> **The task**
Using the entries that follow, please report how many lines contain the word "this", with no other words.

> **Source records**
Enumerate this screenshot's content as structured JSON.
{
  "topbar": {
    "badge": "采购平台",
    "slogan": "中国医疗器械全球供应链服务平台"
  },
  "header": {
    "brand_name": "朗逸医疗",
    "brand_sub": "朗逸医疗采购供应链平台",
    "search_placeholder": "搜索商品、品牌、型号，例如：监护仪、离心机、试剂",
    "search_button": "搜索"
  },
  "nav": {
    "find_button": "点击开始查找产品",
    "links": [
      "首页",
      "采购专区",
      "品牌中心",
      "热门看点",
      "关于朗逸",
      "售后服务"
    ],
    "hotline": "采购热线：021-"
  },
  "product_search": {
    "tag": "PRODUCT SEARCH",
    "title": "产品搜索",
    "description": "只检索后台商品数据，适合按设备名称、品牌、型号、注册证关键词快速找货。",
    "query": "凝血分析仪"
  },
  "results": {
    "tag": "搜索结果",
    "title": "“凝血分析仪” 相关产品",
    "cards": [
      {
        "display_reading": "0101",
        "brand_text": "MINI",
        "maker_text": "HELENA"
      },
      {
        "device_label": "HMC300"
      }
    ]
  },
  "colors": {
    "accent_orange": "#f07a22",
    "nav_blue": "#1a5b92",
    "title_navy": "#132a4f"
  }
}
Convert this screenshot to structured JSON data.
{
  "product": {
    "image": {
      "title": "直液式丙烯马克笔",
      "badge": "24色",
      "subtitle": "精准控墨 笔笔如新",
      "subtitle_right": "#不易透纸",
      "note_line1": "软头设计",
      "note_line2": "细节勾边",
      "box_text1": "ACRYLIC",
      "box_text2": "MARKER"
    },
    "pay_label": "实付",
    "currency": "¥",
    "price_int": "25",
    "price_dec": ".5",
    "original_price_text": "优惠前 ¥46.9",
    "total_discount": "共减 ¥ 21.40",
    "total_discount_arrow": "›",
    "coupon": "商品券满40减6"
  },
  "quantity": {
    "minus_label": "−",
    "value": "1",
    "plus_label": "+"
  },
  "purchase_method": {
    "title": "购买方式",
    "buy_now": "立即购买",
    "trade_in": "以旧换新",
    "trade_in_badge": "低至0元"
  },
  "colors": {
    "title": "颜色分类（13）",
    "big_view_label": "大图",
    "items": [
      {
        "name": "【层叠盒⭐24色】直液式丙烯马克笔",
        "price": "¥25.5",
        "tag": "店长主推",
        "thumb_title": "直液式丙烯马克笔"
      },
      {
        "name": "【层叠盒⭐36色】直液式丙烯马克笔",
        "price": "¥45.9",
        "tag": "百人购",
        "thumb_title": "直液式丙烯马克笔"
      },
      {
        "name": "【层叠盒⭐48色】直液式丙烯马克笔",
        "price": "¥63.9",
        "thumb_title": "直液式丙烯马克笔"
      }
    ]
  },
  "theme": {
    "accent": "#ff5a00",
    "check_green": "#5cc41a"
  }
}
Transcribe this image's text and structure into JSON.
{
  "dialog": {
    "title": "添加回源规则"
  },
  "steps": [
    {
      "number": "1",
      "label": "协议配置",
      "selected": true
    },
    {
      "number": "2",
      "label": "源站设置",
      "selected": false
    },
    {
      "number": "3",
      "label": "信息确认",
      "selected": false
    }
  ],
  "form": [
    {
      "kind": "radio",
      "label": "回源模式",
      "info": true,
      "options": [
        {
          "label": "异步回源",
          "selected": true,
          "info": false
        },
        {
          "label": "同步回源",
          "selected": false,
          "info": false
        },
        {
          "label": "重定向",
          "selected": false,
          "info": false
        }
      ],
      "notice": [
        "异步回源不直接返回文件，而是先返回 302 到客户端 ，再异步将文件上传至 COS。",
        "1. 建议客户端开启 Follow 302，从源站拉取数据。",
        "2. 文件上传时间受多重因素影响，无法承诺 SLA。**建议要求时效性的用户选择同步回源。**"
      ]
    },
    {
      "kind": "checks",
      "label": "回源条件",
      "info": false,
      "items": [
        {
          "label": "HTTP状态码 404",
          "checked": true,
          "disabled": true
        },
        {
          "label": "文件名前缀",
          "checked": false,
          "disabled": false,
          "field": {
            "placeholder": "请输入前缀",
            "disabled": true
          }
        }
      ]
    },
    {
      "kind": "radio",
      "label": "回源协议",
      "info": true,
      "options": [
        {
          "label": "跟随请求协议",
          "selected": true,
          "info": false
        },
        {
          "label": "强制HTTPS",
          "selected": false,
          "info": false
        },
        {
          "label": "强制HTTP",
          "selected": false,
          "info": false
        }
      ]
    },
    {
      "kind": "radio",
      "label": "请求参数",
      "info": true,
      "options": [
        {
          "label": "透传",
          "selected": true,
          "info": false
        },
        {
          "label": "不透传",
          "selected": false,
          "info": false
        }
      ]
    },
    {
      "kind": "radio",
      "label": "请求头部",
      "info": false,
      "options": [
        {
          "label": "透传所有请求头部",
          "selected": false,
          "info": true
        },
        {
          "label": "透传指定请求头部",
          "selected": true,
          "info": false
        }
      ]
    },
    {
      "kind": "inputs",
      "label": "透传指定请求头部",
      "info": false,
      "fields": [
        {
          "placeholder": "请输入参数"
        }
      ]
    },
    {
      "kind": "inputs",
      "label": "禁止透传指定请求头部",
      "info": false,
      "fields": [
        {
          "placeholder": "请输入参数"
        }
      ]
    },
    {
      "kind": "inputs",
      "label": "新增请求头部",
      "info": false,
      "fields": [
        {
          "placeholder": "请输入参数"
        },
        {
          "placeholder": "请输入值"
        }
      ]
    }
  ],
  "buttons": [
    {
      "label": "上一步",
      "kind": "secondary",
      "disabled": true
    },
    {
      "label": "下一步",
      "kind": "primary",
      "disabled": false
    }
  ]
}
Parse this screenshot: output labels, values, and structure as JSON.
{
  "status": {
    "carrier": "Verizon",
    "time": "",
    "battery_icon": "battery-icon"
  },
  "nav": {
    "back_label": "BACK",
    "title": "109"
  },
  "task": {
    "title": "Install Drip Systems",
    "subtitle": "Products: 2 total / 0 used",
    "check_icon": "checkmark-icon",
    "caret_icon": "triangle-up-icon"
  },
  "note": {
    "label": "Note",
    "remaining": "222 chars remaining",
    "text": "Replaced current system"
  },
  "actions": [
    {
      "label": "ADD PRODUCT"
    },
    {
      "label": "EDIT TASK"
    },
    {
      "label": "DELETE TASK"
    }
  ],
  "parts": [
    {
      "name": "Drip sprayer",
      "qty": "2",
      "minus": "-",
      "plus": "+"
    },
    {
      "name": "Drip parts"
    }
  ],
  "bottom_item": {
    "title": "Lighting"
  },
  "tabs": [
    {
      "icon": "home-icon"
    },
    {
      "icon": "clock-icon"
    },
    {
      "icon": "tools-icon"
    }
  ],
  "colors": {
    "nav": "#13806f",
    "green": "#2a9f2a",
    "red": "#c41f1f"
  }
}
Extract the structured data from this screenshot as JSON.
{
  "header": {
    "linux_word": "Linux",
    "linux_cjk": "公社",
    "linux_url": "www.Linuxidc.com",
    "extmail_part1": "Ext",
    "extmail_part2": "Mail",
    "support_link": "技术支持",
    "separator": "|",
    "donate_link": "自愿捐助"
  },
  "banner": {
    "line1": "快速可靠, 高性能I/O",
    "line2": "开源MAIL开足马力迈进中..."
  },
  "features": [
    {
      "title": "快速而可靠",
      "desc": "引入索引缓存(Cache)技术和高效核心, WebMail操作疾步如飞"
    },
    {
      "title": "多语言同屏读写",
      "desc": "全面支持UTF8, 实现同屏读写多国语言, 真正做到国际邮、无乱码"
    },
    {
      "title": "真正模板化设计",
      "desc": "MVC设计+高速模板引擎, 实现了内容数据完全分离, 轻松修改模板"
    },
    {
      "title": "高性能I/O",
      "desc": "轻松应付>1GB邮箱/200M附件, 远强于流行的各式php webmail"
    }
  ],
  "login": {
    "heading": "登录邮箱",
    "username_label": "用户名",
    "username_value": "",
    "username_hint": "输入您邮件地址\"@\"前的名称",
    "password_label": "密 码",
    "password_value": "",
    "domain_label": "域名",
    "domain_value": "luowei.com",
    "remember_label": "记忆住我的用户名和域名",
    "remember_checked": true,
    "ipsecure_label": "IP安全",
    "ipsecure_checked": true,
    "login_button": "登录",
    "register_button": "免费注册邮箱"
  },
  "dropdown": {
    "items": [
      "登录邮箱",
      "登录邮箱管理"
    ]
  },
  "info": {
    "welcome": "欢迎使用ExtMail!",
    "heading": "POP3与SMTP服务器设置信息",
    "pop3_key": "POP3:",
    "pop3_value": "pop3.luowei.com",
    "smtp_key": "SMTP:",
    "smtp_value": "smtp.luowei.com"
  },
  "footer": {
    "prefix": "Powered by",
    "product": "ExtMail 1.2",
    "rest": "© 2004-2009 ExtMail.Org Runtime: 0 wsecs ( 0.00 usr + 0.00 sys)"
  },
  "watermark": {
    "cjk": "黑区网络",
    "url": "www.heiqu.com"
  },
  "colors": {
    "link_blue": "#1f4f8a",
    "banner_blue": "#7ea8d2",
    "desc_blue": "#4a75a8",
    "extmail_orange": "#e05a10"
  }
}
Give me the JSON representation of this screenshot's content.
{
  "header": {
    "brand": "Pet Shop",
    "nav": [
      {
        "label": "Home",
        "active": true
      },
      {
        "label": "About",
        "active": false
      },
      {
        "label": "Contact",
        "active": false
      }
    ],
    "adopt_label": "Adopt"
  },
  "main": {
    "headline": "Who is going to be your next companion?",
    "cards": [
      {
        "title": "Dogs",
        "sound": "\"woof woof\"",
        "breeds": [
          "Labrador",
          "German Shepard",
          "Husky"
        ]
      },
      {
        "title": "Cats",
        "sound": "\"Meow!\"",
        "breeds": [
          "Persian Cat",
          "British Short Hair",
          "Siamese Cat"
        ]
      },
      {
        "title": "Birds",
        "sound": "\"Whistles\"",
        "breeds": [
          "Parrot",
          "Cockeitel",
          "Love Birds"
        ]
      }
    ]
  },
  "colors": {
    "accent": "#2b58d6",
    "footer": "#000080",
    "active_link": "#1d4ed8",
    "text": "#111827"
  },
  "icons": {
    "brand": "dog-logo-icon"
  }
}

> **Solution to the exercise**
6